Martin Johansson at Operation Aid on site in Ukraine

The water is rising and thousands are left without homes.
The situation in Kherson is described as desperate after the big dam was blown up.
– It’s cold, wet people who need urgent help, says Swedish volunteer Martin Johansson, on site in Ukraine.

Thousands of people have been forced to flee their homes after the destruction of the Kakhovka power plant dam in southern Ukraine. Pictures from the area show residents boating and swimming along the streets.

Martin Johansson, who is a volunteer and construction manager for Operation Aid, is a couple of hours outside Kherson when TV4 reaches him. The Swede is on his way to the most flood-affected areas, after delivering ambulances in Kramatorsk.

– It is quite simply an underwater Kherson. And there are heavy masses of water coming. It’s cold, wet people who need urgent help, he says.

– Tens of thousands of people along the river to the Black Sea will be affected. It is another humanitarian and environmental disaster, of course. We have to keep working, he continues.
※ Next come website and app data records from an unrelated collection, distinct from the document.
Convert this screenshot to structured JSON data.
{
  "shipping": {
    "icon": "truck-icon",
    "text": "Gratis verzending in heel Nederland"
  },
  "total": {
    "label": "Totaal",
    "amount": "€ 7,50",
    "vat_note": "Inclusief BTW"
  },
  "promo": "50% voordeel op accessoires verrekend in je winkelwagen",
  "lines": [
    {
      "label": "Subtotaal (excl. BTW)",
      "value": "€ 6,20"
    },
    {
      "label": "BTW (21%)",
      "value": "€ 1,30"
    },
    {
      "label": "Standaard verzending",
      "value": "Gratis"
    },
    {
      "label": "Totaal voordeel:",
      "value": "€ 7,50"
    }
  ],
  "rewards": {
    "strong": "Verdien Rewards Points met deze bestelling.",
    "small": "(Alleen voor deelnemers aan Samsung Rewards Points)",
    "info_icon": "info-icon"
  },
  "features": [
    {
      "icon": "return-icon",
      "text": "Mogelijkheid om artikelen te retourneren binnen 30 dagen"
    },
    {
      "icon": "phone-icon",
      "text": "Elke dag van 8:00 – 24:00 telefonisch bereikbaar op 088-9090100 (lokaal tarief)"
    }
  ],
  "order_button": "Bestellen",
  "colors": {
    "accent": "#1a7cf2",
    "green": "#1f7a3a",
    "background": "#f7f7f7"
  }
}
See pictures from the area in the clip

The expert: Long-term consequences

Martin tells us that he will arrive during the evening and has a lot of work ahead of him.

– We have acquired boats, so we get to help those who are most in urgent need of help, he says.

Jörgen Elfving, former lieutenant colonel, agrees: What has happened in southern Ukraine is a disaster, both humanitarian and ecological. He says that Ukraine will have to live with the consequences for a very long time.

– This means that people are evacuated, and it blocks the flow of internal refugees in Ukraine and possibly also refugees to countries outside Ukraine, with all that that means, he says.

– This also affects the electricity and water supply in this area and there is also damage to agricultural land and other things. This is an extremely large disaster, continues the military expert.

Two possible motives

Russia and Ukraine blame each other for the exploded dam and at the moment few know who is responsible. However, many observers believe that the facility has been blown up from within.

– I see two possible motives. A Ukrainian motive could be to influence the water supply to Crimea and thereby put pressure on the Russian side. The Russian motive would be to influence a Ukrainian counter-offensive, says Jörgen Elfving.